Human performance principles, which are well developed in aviation and healthcare, still represent an emerging science within the oil and gas industry. The industry managed to significantly reduce injuries over the last decade with multiple programs ranging from HSE Leadership to Behavior-Based Safety to the point when the incidents plateaued according to IOGP and IADC incident statistics. This triggered a deeper look into human performance best practices and their applicability within the oil and gas sector. This paper aims to provide an alternative approach to adopt Human Performance science to the dynamic operations risk assessment process within an Oilfield Services Company. After the analysis of the existing human reliability assessment tools, a decision was made to adopt a human performance tool known as Human Error Assessment & Reduction Technique (HEART) into a service provider’s risk assessment process with a primary focus on Error Producing Conditions (EPC). An internal survey was undertaken to define Error Producint Condition, which are most relevant to the dynamic nature of oil and gas services operations and couple them with the Reasons’s performance modes and their effect on error appearance. This approach allowed to significantly simplify the risk assessment process and adequately focus on key factors known to produce conditions for human error. This naturally integrated into our existing qualitative risk assessment to recalculate the overall risk of a certain task and enhanced workers’ ability to recognize potentially dangerous external and internal factors.

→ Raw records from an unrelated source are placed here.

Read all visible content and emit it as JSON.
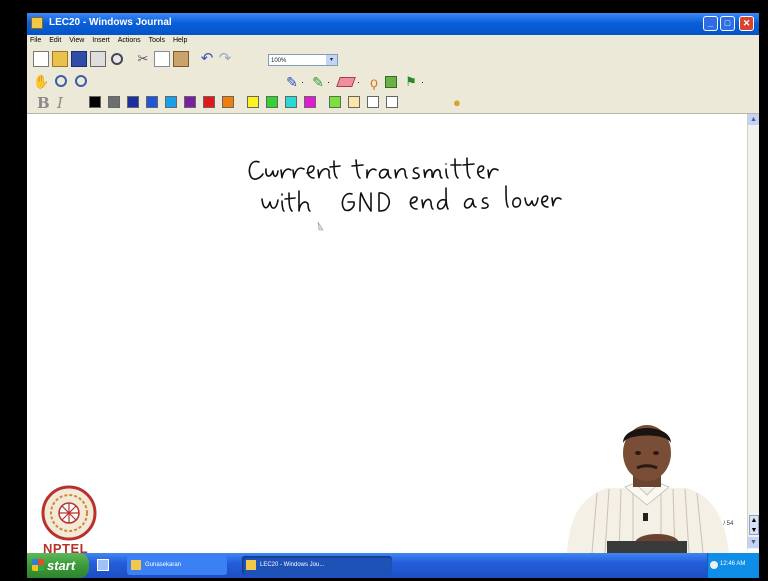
{
  "window": {
    "title": "LEC20 - Windows Journal",
    "controls": {
      "minimize": "_",
      "maximize": "□",
      "close": "✕"
    }
  },
  "menu": [
    "File",
    "Edit",
    "View",
    "Insert",
    "Actions",
    "Tools",
    "Help"
  ],
  "toolbar": {
    "zoom_value": "100%",
    "zoom_arrow": "▾",
    "format_bold": "B",
    "format_italic": "I"
  },
  "colors": {
    "palette": [
      "#000000",
      "#6e6e6e",
      "#1c2f9e",
      "#2256d8",
      "#1aa0e6",
      "#7b1fa2",
      "#e3171a",
      "#f07f0a",
      "#fff11e",
      "#33d233",
      "#29d9d9",
      "#e21bd1",
      "#7ae33a",
      "#fbe6a6",
      "#ffffff",
      "#ffffff"
    ]
  },
  "canvas": {
    "handwriting_line1": "current transmitter",
    "handwriting_line2": "with GND end as lower"
  },
  "page_indicator": "54 / 54",
  "logo_text": "NPTEL",
  "taskbar": {
    "start_label": "start",
    "tasks": [
      "Gunasekaran",
      "LEC20 - Windows Jou..."
    ],
    "clock": "12:46 AM"
  }
}
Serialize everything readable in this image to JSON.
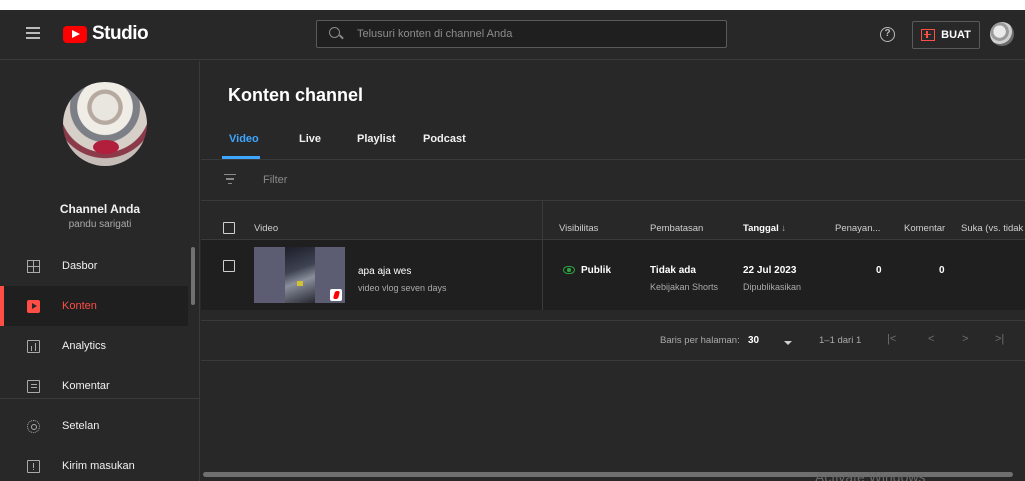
{
  "header": {
    "brand": "Studio",
    "search_placeholder": "Telusuri konten di channel Anda",
    "help_symbol": "?",
    "create_label": "BUAT"
  },
  "sidebar": {
    "channel_name": "Channel Anda",
    "channel_handle": "pandu sarigati",
    "items": [
      {
        "label": "Dasbor",
        "icon": "dashboard-icon",
        "active": false
      },
      {
        "label": "Konten",
        "icon": "content-icon",
        "active": true
      },
      {
        "label": "Analytics",
        "icon": "analytics-icon",
        "active": false
      },
      {
        "label": "Komentar",
        "icon": "comments-icon",
        "active": false
      },
      {
        "label": "Setelan",
        "icon": "settings-icon",
        "active": false
      },
      {
        "label": "Kirim masukan",
        "icon": "feedback-icon",
        "active": false
      }
    ]
  },
  "main": {
    "title": "Konten channel",
    "tabs": [
      {
        "label": "Video",
        "active": true
      },
      {
        "label": "Live",
        "active": false
      },
      {
        "label": "Playlist",
        "active": false
      },
      {
        "label": "Podcast",
        "active": false
      }
    ],
    "filter_label": "Filter",
    "columns": {
      "video": "Video",
      "visibility": "Visibilitas",
      "restrictions": "Pembatasan",
      "date": "Tanggal",
      "date_sort": "↓",
      "views": "Penayan...",
      "comments": "Komentar",
      "likes": "Suka (vs. tidak"
    },
    "rows": [
      {
        "title": "apa aja wes",
        "description": "video vlog seven days",
        "visibility": "Publik",
        "restriction": "Tidak ada",
        "restriction_detail": "Kebijakan Shorts",
        "date": "22 Jul 2023",
        "date_status": "Dipublikasikan",
        "views": "0",
        "comments": "0"
      }
    ],
    "pagination": {
      "rows_label": "Baris per halaman:",
      "rows_value": "30",
      "range": "1–1 dari 1",
      "first": "|<",
      "prev": "<",
      "next": ">",
      "last": ">|"
    }
  },
  "watermark": "Activate Windows",
  "colors": {
    "accent": "#3ea6ff",
    "brand_red": "#ff0000",
    "active_nav": "#ff4e45",
    "public_green": "#2ba640",
    "background": "#282828"
  }
}
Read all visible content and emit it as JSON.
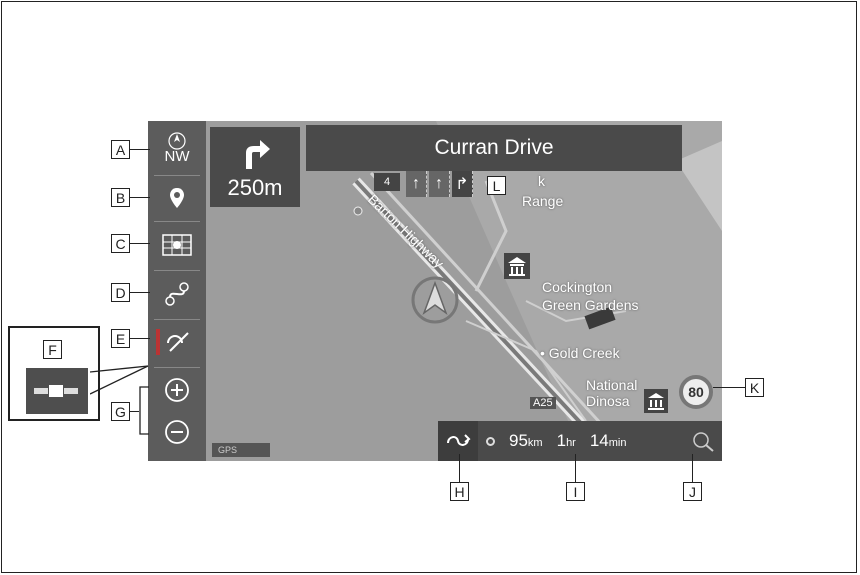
{
  "sidebar": {
    "compass_label": "NW",
    "compass_north": "N"
  },
  "guidance": {
    "distance": "250m",
    "street_name": "Curran Drive",
    "road_number": "4"
  },
  "map": {
    "labels": {
      "road": "Barton Highway",
      "place1": "Cockington",
      "place2": "Green Gardens",
      "place3": "• Gold Creek",
      "place4": "National",
      "place5": "Dinosa",
      "place6": "k",
      "place7": "Range",
      "route": "A25"
    },
    "speed_limit": "80",
    "gps_label": "GPS"
  },
  "eta_bar": {
    "distance_value": "95",
    "distance_unit": "km",
    "hours_value": "1",
    "hours_unit": "hr",
    "minutes_value": "14",
    "minutes_unit": "min"
  },
  "callouts": {
    "a": "A",
    "b": "B",
    "c": "C",
    "d": "D",
    "e": "E",
    "f": "F",
    "g": "G",
    "h": "H",
    "i": "I",
    "j": "J",
    "k": "K",
    "l": "L"
  },
  "colors": {
    "panel": "#4a4a4a",
    "map_bg": "#9b9b9b",
    "sidebar": "#5c5c5c"
  }
}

The field tests of the improved human performance risk assessments reshaped the standard risk assessment practices, moving the focus to and targeting the inherent unreliability of the task as a result of error producing conditions caused by unavoidable human interactions within the complex systems. This approach proved effective in improving the overall understanding of dynamic human reliability related risks among the front line employees by around 30%. The hypothesis is that by introducing key human performance factors to the day-to-day risk assessment will help build awareness of human factors and their relationship to the probability of an existing risk. At the same time, utilizing an already effective system – risk assessment – to introduce human factors methods will help avoid the complexity associated with its implementation of an additional human reliability tool and still get the benefit of key elements of a well-established method.
This approach has undertaken to combine two existing effective systems: a standard risk assessment with integrated human factors under a customized umbrella fully suitable for Oilfield Service Company’s work specifics. This paper provides insights on how human factors can impact the level of risk and outlines the control measures targeted at such factors that can be missed if a standard risk assessment is applied.